Many diseases in our scientific portfolio, including lupus, arthritis and osteoporosis, have profoundly negative effects among Hispanics/Latinos and other minority groups, in terms of prevalence and poor health outcomes. We are committed to providing quality health information to all people, no matter what language they speak or what culture they identify with. For this reason, the NIAMS has launched a new Spanish-language website that provides free health information on conditions of the bones, joints, muscles and skin. The site is being launched to coincide with National Hispanic Heritage Month.
Website traffic to our Spanish-language content has grown at a rapid pace, and now accounts for about 50 percent of our total website traffic. To meet this high demand, the new site features quick and easy navigation tools to help Spanish-speaking individuals identify and locate NIAMS health topics. It also includes landing pages that provide all of the information offered on a given topic in one place. The website also offers:
- Improved access to NIAMS’ Spanish-language health information and related federal resources
- Information on participating in clinical research studies
- Responsive design that makes the site easier to read on mobile devices

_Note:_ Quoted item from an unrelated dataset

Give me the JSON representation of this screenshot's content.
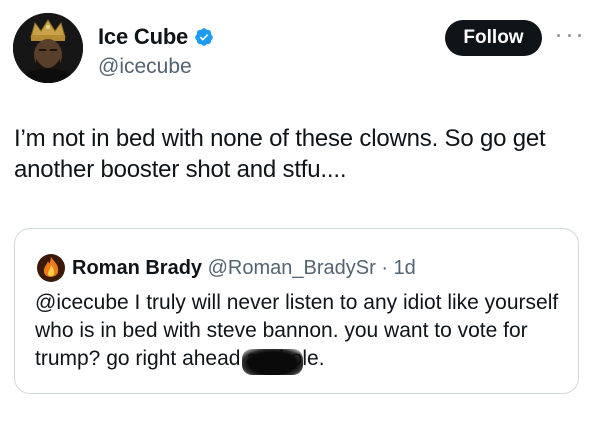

Additionally, the NIAMS is now offering health information in English and Spanish via content syndication through the HHS Syndication Storefront. This new tool allows users to import science-based content from many U.S. Department of Health and Human Services and NIH websites to their own websites or software applications automatically, and free of charge.

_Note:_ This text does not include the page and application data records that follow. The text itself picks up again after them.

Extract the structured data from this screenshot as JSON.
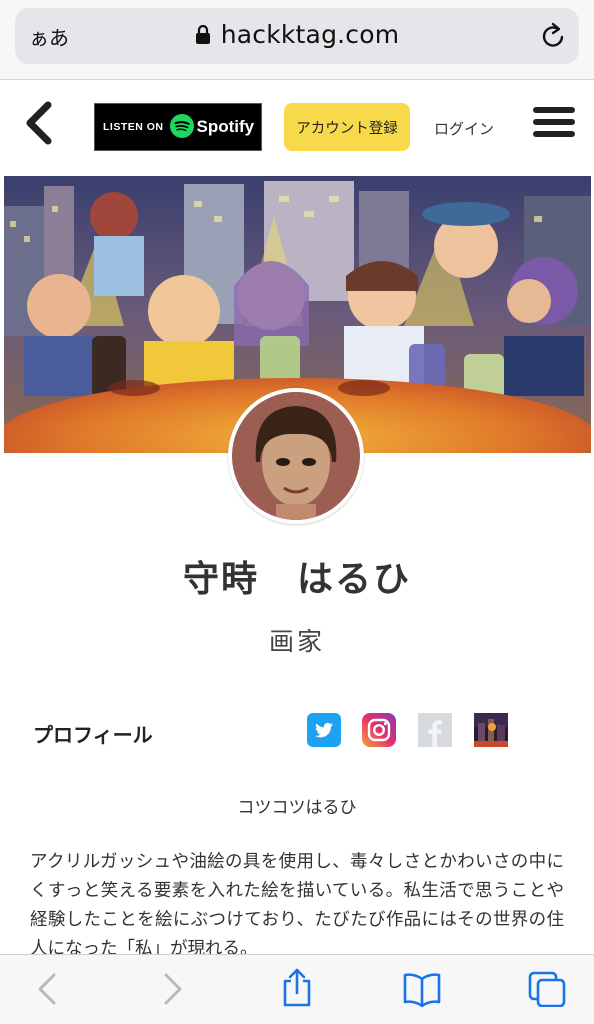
{
  "browser": {
    "aa_label": "ぁあ",
    "url": "hackktag.com",
    "icons": [
      "lock-icon",
      "reload-icon",
      "back-icon",
      "forward-icon",
      "share-icon",
      "bookmarks-icon",
      "tabs-icon"
    ]
  },
  "header": {
    "spotify_listen": "LISTEN ON",
    "spotify_word": "Spotify",
    "register_label": "アカウント登録",
    "login_label": "ログイン"
  },
  "profile": {
    "name": "守時　はるひ",
    "title": "画家",
    "section_label": "プロフィール",
    "tagline": "コツコツはるひ",
    "bio": "アクリルガッシュや油絵の具を使用し、毒々しさとかわいさの中にくすっと笑える要素を入れた絵を描いている。私生活で思うことや経験したことを絵にぶつけており、たびたび作品にはその世界の住人になった「私」が現れる。"
  },
  "colors": {
    "register_bg": "#f8d949",
    "spotify_green": "#1ed760",
    "twitter_blue": "#1da1f2",
    "toolbar_blue": "#1a73e8"
  }
}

NIAMS is committed to providing health information that is culturally and linguistically appropriate for diverse populations, including underserved racial and ethnic communities. The NIAMS Spanish-language materials are an integral component of the Institute’s entire suite of health resources that are part of its National Multicultural Outreach Initiative, many of which are also available in Chinese, Korean and Vietnamese.

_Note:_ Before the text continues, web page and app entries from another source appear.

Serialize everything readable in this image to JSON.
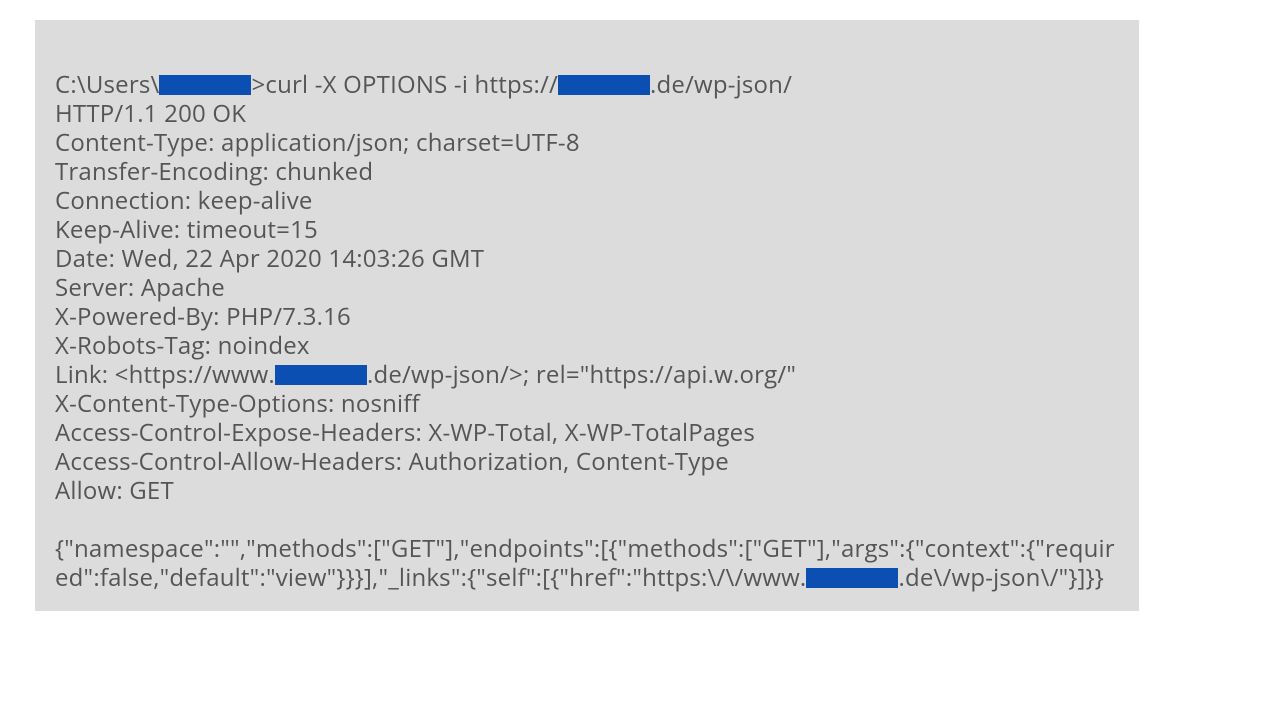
{
  "cmd": {
    "prefix": "C:\\Users\\",
    "mid": ">curl  -X OPTIONS -i https://",
    "suffix": ".de/wp-json/"
  },
  "headers": {
    "h0": "HTTP/1.1 200 OK",
    "h1": "Content-Type: application/json; charset=UTF-8",
    "h2": "Transfer-Encoding: chunked",
    "h3": "Connection: keep-alive",
    "h4": "Keep-Alive: timeout=15",
    "h5": "Date: Wed, 22 Apr 2020 14:03:26 GMT",
    "h6": "Server: Apache",
    "h7": "X-Powered-By: PHP/7.3.16",
    "h8": "X-Robots-Tag: noindex",
    "link_a": "Link: <https://www.",
    "link_b": ".de/wp-json/>; rel=\"https://api.w.org/\"",
    "h9": "X-Content-Type-Options: nosniff",
    "h10": "Access-Control-Expose-Headers:  X-WP-Total, X-WP-TotalPages",
    "h11": "Access-Control-Allow-Headers:  Authorization, Content-Type",
    "h12": "Allow: GET"
  },
  "body": {
    "part1": "{\"namespace\":\"\",\"methods\":[\"GET\"],\"endpoints\":[{\"methods\":[\"GET\"],\"args\":{\"context\":{\"required\":false,\"default\":\"view\"}}}],\"_links\":{\"self\":[{\"href\":\"https:\\/\\/www.",
    "part2": ".de\\/wp-json\\/\"}]}}"
  },
  "redaction": {
    "w1": "92px",
    "w2": "92px",
    "w3": "92px",
    "w4": "92px"
  }
}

I encourage you to share our multilingual resources with your communities and constituents, and join in our efforts to make reliable health information accessible to all people.